**WHAT THIS TASK INVOLVES**
Look through the records, and whenever a line includes the word "permissions", copy it.

[Stored entries]

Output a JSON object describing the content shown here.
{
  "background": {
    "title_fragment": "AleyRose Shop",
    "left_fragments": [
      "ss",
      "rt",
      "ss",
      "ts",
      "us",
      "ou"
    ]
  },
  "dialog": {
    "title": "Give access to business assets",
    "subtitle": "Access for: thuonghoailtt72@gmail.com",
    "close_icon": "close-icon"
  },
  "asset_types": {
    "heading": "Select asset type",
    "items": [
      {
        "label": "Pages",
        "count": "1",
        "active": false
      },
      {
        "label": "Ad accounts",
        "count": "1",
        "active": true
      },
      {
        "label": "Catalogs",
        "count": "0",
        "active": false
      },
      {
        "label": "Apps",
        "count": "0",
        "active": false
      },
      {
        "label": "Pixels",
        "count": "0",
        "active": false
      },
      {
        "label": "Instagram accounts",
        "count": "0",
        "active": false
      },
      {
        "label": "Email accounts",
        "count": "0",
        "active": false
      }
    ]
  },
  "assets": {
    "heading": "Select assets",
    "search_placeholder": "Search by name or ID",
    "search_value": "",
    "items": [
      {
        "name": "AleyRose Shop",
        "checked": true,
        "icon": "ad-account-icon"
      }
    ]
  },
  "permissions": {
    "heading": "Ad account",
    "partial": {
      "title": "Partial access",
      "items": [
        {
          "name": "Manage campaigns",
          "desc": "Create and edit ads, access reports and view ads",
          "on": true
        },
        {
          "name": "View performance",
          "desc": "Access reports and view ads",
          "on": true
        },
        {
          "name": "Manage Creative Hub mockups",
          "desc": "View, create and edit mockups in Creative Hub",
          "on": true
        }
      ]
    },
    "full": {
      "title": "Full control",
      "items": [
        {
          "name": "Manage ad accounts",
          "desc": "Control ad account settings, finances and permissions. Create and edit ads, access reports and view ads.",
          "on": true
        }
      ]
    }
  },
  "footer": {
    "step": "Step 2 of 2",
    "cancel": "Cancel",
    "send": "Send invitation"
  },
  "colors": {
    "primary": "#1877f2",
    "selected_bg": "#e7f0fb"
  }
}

**RESPONSE TO THE TASK**
  "permissions": {
          "desc": "Control ad account settings, finances and permissions. Create and edit ads, access reports and view ads.",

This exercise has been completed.